each other with two possible protocols, either both matching
"English" or both matching "Afrikaans" (the possible message types
and their associated handlers are what we have been calling
This is fantastic, they can now communicate!
Infact, you could do crazy stuff like this even (server-to-server,
via the sendServers command):
This was really great for the two of them, friends re-united.
However, sometimes T wanted to be able to just, you know,
speak in the language of a once world-empire, Portuguese! However,
G didn't have the gadget you needed to understand such
messages and she didn't want to purchase it either as none of her
friends, except T, spoke Portuguese (how sad). T
knew this but he also knew that he could translate the messages on
his side (the client translating a message from a type not
supported by the server to one that is supported and then
only sending it), but he knew this was tiresome and if his box is
to be all magical and all then surely it could provide such a
feature and T knew he could afford a Portuguese gadget.
T found out that if he added his Portuguese gadget to his
magical machine that he could make it work in a way that when a
Portuguese-tongued message came in, that gadget (handler), would
redirect it's translated message to the English gadget (also a
handler) which would then send it to G's boks.
This, in the Bester sense, is making use of the sendHandler
command, and then the sendServers command.
This is the power of Bester, servers connecting to servers with
very little clue what the messages they transfer entail but just
an understanding of where to send the message-handler's replies
to. With such a system you can write sub-protocols ontop of it to

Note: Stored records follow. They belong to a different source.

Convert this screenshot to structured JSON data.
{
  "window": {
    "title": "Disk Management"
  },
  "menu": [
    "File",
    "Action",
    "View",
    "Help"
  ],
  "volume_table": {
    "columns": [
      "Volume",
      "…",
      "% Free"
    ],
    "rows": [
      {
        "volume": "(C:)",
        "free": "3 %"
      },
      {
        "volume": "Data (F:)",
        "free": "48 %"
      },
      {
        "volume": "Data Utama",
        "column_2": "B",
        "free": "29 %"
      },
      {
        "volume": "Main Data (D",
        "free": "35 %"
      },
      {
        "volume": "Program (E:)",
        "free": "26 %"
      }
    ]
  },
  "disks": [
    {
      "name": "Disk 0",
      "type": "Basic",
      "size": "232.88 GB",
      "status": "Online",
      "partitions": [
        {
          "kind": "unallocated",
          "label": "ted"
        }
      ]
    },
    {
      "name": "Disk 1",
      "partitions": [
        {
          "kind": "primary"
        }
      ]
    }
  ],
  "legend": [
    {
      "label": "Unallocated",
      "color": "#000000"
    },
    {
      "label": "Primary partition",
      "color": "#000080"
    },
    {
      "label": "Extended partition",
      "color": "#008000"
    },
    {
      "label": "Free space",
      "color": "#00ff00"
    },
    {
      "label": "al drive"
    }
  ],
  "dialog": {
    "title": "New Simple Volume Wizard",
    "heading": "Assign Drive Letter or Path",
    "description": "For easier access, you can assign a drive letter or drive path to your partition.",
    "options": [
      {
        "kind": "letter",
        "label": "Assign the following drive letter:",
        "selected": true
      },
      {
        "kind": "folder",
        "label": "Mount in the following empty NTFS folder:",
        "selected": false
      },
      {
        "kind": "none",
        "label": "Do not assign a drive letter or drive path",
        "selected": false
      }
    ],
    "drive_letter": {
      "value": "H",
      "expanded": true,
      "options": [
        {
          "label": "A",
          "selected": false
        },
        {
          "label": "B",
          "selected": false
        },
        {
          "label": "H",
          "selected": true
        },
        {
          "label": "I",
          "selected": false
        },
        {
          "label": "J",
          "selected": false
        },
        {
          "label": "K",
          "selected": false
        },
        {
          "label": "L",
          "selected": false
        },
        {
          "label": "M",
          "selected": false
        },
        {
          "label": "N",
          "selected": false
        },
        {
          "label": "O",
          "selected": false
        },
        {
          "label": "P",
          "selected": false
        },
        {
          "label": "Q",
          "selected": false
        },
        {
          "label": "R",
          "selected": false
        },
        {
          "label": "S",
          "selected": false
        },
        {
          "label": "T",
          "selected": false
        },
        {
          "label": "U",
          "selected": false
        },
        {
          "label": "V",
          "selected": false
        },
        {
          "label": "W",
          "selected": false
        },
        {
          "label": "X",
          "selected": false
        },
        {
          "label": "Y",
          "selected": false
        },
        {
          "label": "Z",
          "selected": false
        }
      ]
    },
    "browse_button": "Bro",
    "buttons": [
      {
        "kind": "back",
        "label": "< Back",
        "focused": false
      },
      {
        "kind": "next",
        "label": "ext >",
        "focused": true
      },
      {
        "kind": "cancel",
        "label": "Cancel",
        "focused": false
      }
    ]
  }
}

make it do whatever you want. Perhaps a chat protocol, maybe
e-mail, maybe something that updates you on the status of your
Internet-connected kitchen. Instead of you having to write your
own protocol fully - in the sense that you must deal with basic
authentication and server-to-server sockets and client-to-server
sockets and handler sockets. You just have to construct JSON
correctly, that's all I ask of you, and a little 4 byte size
header (in little endian).
My actual deployment
Sadly in this world I will first need to write a few handlers and
clean up the server's code before I can convince G to use
Bester but as for myself and testing the software goes I was able
to construct a topology as shown below.
What you see here is a user U1 connected
to a server S1 who (U1) then sends a message of type M1
to the server S1. This is then processed by the message
handler for type M1, M1. M1 decides to not
use sendClients or sendServers as part of its response message
back to the server S1 but rather (although not depicted)
sends its reply back to S1 with the command sendHandler
(stating to send it to M2), finally M2 sends a
reply back to the server with command sendServers specifying to
send it to server S2.
Server S2 gets the message which has message-type M1,
therefore the message handler M1 will take the message and
generate a reply and send it back to the server S2 but
with the command sendServers specifying to send the reply to
Server S3 gets the reply, the message is of type M1,
it sends it to M1, M1 replies back to S3
with its reply and the command sendClients specifying to send the
reply to the client (locally attached only) U2.